How to Decide What Tire Pressure Works Best for Your ATV
There isn't a one-size-fits-all tire pressure that will cover various ATVs, terrain, and altitudes, so you need to know how to determine and maintain the tire pressure that works best for your ATV in different situations. Thankfully, it's not as difficult as it may sound.
How Important is it to Adjust Your ATV Tire Pressure? Why?
You should check your tire pressure before and after each ride. Sometimes you should check it while you're out with your ATV too.
Tire pressure impacts the handling of your ATV and your personal safety, causing problems such as loss of control, lack of traction, increased likelihood to crash, susceptibility to punctures, and exploding tires!
Correct tire pressure also extends the life of your tires and other components of your ATV.
What is the Most Common Tire Pressure for an Average Rider?
The most common tire pressure is 5-6 psi. That suits the average rider, on an average ATV, on average terrain. As low as 3 psi and up to 12 psi are common in different scenarios.
There should be a recommended tire pressure range written on the side wall of your tires. No matter what, do not exceed the highest number. You can and will probably need to vary your tire pressure depending on your needs, but don't fill them beyond that point. The tire could burst which would both ruin your tire and be very dangerous to you.
Always make sure the tire pressure is the same per axle. You can have different tire pressures in the front and the back. Some people feel the need to have slightly less tire pressure in the back to optimize handling and, when racing, to compensate for increased tire pressure due to heating.

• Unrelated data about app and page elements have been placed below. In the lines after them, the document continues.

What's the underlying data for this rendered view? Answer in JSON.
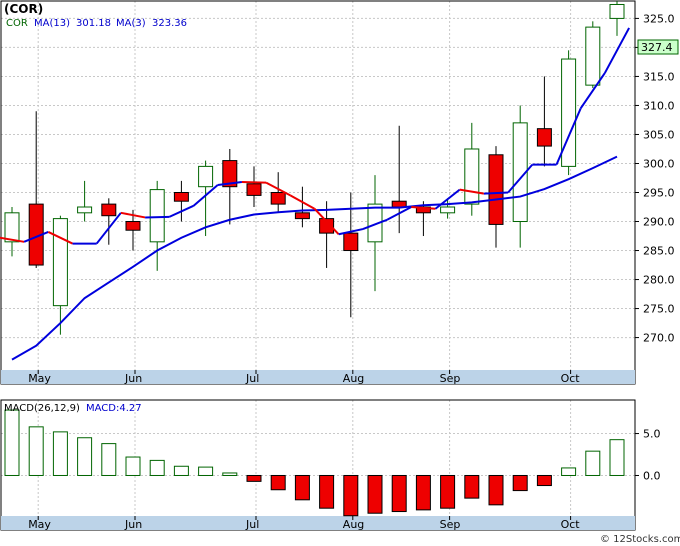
{
  "chart_data": {
    "type": "candlestick",
    "title": "(COR)",
    "credit": "© 12Stocks.com",
    "colors": {
      "up_candle_fill": "#ffffff",
      "up_candle_stroke": "#006400",
      "down_candle_fill": "#ee0000",
      "ma_fast_up": "#0000dd",
      "ma_fast_down": "#ee0000",
      "ma_slow": "#0000dd",
      "macd_positive_fill": "#ffffff",
      "macd_negative_fill": "#ee0000",
      "axis_band": "#bcd3e8",
      "last_price_box": "#ccffcc",
      "legend_ticker": "#006400",
      "legend_ma": "#0000cc"
    },
    "legend": {
      "ticker": "COR",
      "ma_slow_label": "MA(13)",
      "ma_slow_value": "301.18",
      "ma_fast_label": "MA(3)",
      "ma_fast_value": "323.36"
    },
    "last_price_label": "327.4",
    "y_axis": {
      "ylim": [
        262,
        328
      ],
      "ticks": [
        270,
        275,
        280,
        285,
        290,
        295,
        300,
        305,
        310,
        315,
        320,
        325
      ]
    },
    "x_axis": {
      "labels": [
        "May",
        "Jun",
        "Jul",
        "Aug",
        "Sep",
        "Oct"
      ],
      "label_at_index": [
        1,
        5,
        10,
        14,
        18,
        23
      ]
    },
    "candles": [
      {
        "o": 286.5,
        "h": 292.5,
        "l": 284.0,
        "c": 291.5
      },
      {
        "o": 293.0,
        "h": 309.0,
        "l": 282.0,
        "c": 282.5
      },
      {
        "o": 275.5,
        "h": 291.0,
        "l": 270.5,
        "c": 290.5
      },
      {
        "o": 291.5,
        "h": 297.0,
        "l": 290.0,
        "c": 292.5
      },
      {
        "o": 293.0,
        "h": 294.0,
        "l": 286.0,
        "c": 291.0
      },
      {
        "o": 290.0,
        "h": 292.0,
        "l": 285.0,
        "c": 288.5
      },
      {
        "o": 286.5,
        "h": 297.0,
        "l": 281.5,
        "c": 295.5
      },
      {
        "o": 295.0,
        "h": 297.0,
        "l": 290.0,
        "c": 293.5
      },
      {
        "o": 296.0,
        "h": 300.5,
        "l": 287.5,
        "c": 299.5
      },
      {
        "o": 300.5,
        "h": 302.5,
        "l": 289.5,
        "c": 296.0
      },
      {
        "o": 296.5,
        "h": 299.5,
        "l": 292.5,
        "c": 294.5
      },
      {
        "o": 295.0,
        "h": 298.5,
        "l": 291.5,
        "c": 293.0
      },
      {
        "o": 291.5,
        "h": 296.0,
        "l": 289.0,
        "c": 290.5
      },
      {
        "o": 290.5,
        "h": 293.5,
        "l": 282.0,
        "c": 288.0
      },
      {
        "o": 288.0,
        "h": 295.0,
        "l": 273.5,
        "c": 285.0
      },
      {
        "o": 286.5,
        "h": 298.0,
        "l": 278.0,
        "c": 293.0
      },
      {
        "o": 293.5,
        "h": 306.5,
        "l": 288.0,
        "c": 292.5
      },
      {
        "o": 292.5,
        "h": 293.5,
        "l": 287.5,
        "c": 291.5
      },
      {
        "o": 291.5,
        "h": 294.0,
        "l": 290.5,
        "c": 292.5
      },
      {
        "o": 293.0,
        "h": 307.0,
        "l": 291.0,
        "c": 302.5
      },
      {
        "o": 301.5,
        "h": 303.0,
        "l": 285.5,
        "c": 289.5
      },
      {
        "o": 290.0,
        "h": 310.0,
        "l": 285.5,
        "c": 307.0
      },
      {
        "o": 306.0,
        "h": 315.0,
        "l": 299.5,
        "c": 303.0
      },
      {
        "o": 299.5,
        "h": 319.5,
        "l": 298.0,
        "c": 318.0
      },
      {
        "o": 313.5,
        "h": 324.5,
        "l": 313.0,
        "c": 323.5
      },
      {
        "o": 325.0,
        "h": 328.0,
        "l": 322.0,
        "c": 327.4
      }
    ],
    "ma_fast": [
      287.2,
      286.5,
      288.2,
      286.2,
      286.2,
      291.5,
      290.7,
      290.8,
      292.7,
      296.3,
      296.8,
      296.7,
      294.5,
      292.2,
      287.8,
      288.7,
      290.3,
      292.5,
      292.2,
      295.5,
      294.8,
      295.0,
      299.8,
      299.8,
      309.5,
      315.6,
      323.36
    ],
    "ma_slow": [
      266.2,
      268.6,
      272.5,
      276.8,
      279.5,
      282.2,
      285.0,
      287.2,
      289.0,
      290.3,
      291.2,
      291.6,
      291.9,
      292.0,
      292.2,
      292.4,
      292.4,
      292.8,
      293.0,
      293.3,
      293.8,
      294.3,
      295.6,
      297.3,
      299.2,
      301.18
    ],
    "macd": {
      "label": "MACD(26,12,9)",
      "value_label": "MACD:4.27",
      "ylim": [
        -6.5,
        9
      ],
      "ticks": [
        0.0,
        5.0
      ],
      "tick_labels": [
        "0.0",
        "5.0"
      ],
      "values": [
        7.8,
        5.8,
        5.2,
        4.5,
        3.8,
        2.2,
        1.8,
        1.1,
        1.0,
        0.3,
        -0.7,
        -1.7,
        -2.9,
        -3.9,
        -4.8,
        -4.5,
        -4.3,
        -4.1,
        -3.9,
        -2.7,
        -3.5,
        -1.8,
        -1.2,
        0.9,
        2.9,
        4.27
      ]
    }
  }
}
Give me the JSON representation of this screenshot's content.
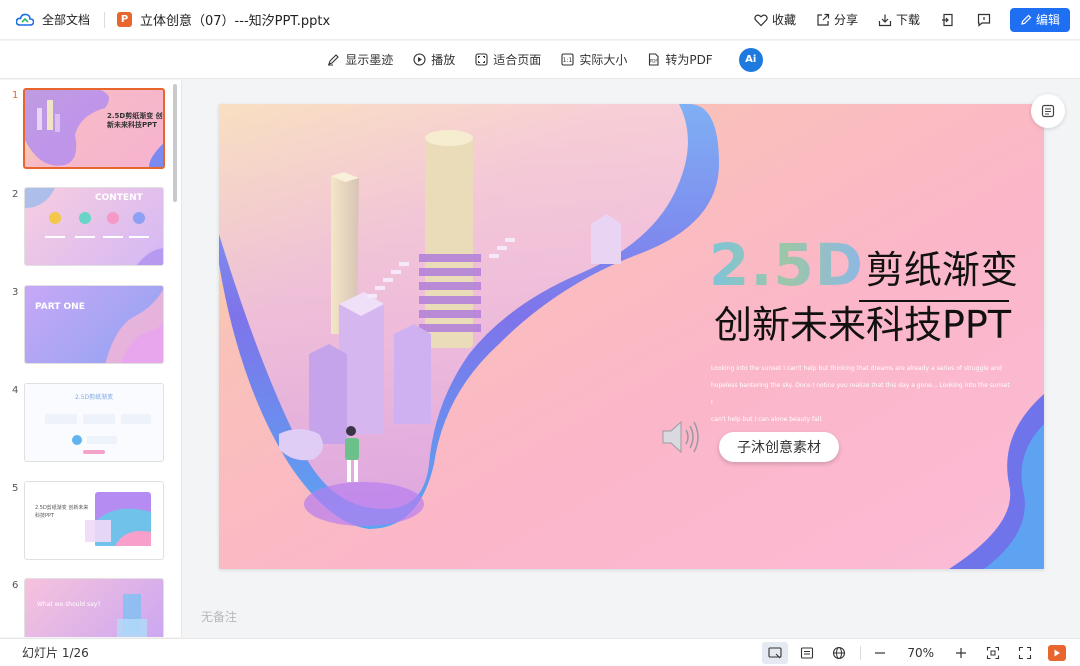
{
  "topbar": {
    "home_label": "全部文档",
    "app_letter": "P",
    "doc_title": "立体创意（07）---知汐PPT.pptx",
    "favorite_label": "收藏",
    "share_label": "分享",
    "download_label": "下载",
    "edit_label": "编辑"
  },
  "toolbar": {
    "show_ink": "显示墨迹",
    "play": "播放",
    "fit_page": "适合页面",
    "actual_size": "实际大小",
    "to_pdf": "转为PDF",
    "ai_label": "Ai"
  },
  "sidebar": {
    "thumbnails": [
      {
        "num": "1",
        "text": "2.5D剪纸渐变 创新未来科技PPT"
      },
      {
        "num": "2",
        "text": "CONTENT"
      },
      {
        "num": "3",
        "text": "PART ONE"
      },
      {
        "num": "4",
        "text": "2.5D剪纸渐变"
      },
      {
        "num": "5",
        "text": "2.5D剪纸渐变 创新未来科技PPT"
      },
      {
        "num": "6",
        "text": "What we should say?"
      }
    ]
  },
  "slide": {
    "title_en": "2.5D",
    "title_cn_1": "剪纸渐变",
    "title_cn_2": "创新未来科技PPT",
    "body_lines": [
      "Looking into the sunset I can't help but thinking that dreams are already a series of struggle and",
      "hopeless bantering the sky. Once I notice you realize that this day a gone... Looking into the sunset I",
      "can't help but I can alone beauty fall."
    ],
    "pill_label": "子沐创意素材",
    "notes_placeholder": "无备注"
  },
  "statusbar": {
    "slide_count": "幻灯片 1/26",
    "zoom": "70%"
  },
  "colors": {
    "accent": "#1f6ff2",
    "ppt_orange": "#e8652e"
  }
}
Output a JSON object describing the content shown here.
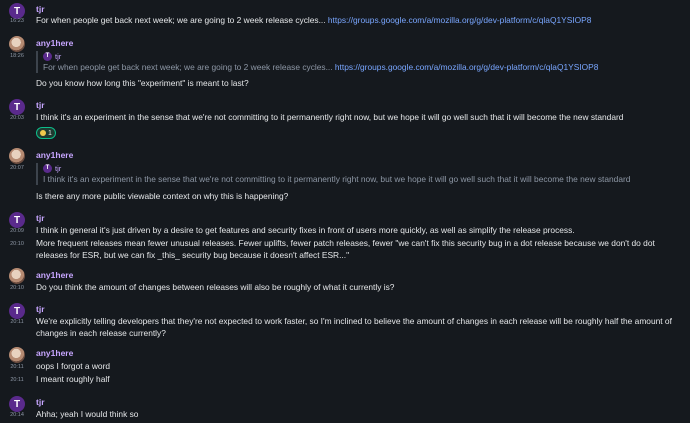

No matter what, both back tires and both front tires must always be the same to make sure the ATV handles correctly.
What Factors Affect the Tire Pressure?
To complicate matters, tire pressure fluctuates with both changes in altitude and temperature. This means what works for you at one time of year or in one location might not work in another. It also means your tire pressure can be different on the trail than it is at home.
Be prepared. Your tires will likely tend to overinflate in the summer and tend to be underinflated in the winter.
The age of the tire also impacts its pressure. Older tires lose air faster, so be prepared for more frequent refills. If they don't seem to be able to hold air for more than a ride or two, they're not just old, they have a leak.
When to Use Higher Tire Pressure
The right tire pressure is a range. Sometimes you need to be on a higher end of that range. 7-8 is a good average number.
You might want to increase your tire pressure when you're:
- putting more weight on your ATV because of upgrades, storage, or extra riders.
- tackling harder terrain.
- mudding (when you can grip the ground).
- increasing your speed.
Aggressive mud treads work great if you spend a lot of time in deep muddy puddles. Same for ATV riding footwear. Discover the most durable wading boots with heavy-duty outsole and special mud-free tread.
When to Use Lower Tire Pressure
You might want to lessen your tire pressure, maybe even going as low as 3-4 psi.
A lower tire pressure is helpful when you're:
- riding in terrain where you need more traction like sand, loose dirt, loose gravel, or snow.
- in mud deep enough that your tires can't grip the ground.
What Are the Signs Your ATV Tire Pressure is Not Adjusted Correctly?
You may be able to tell your tires are under or overinflated before you take the pressure gauge to them for a test.
Your tires are probably underinflated if your:
- ATV no longer corners tightly or rolls a little when cornering.
- ATV wobbles at medium speeds.
- rims are being hit and/or damaged.
Your tires are probably overinflated if your tires spin excessively and struggle to grip on loose terrain.
Which Tools Should You Carry to Adjust Tire Pressure?
You need a tire pressure gauge made for an ATV that can accurately read changes as minute as one psi. You can technically use any tire pressure gauge, but the results won't be very accurate, so you'll have less control and more headache.
You also need a way to put air in the tires. A bike pump will work, but it's a pain. Most people recommend a portable air compressor.
Both the gauge and compressor need to be in your on-machine toolkit.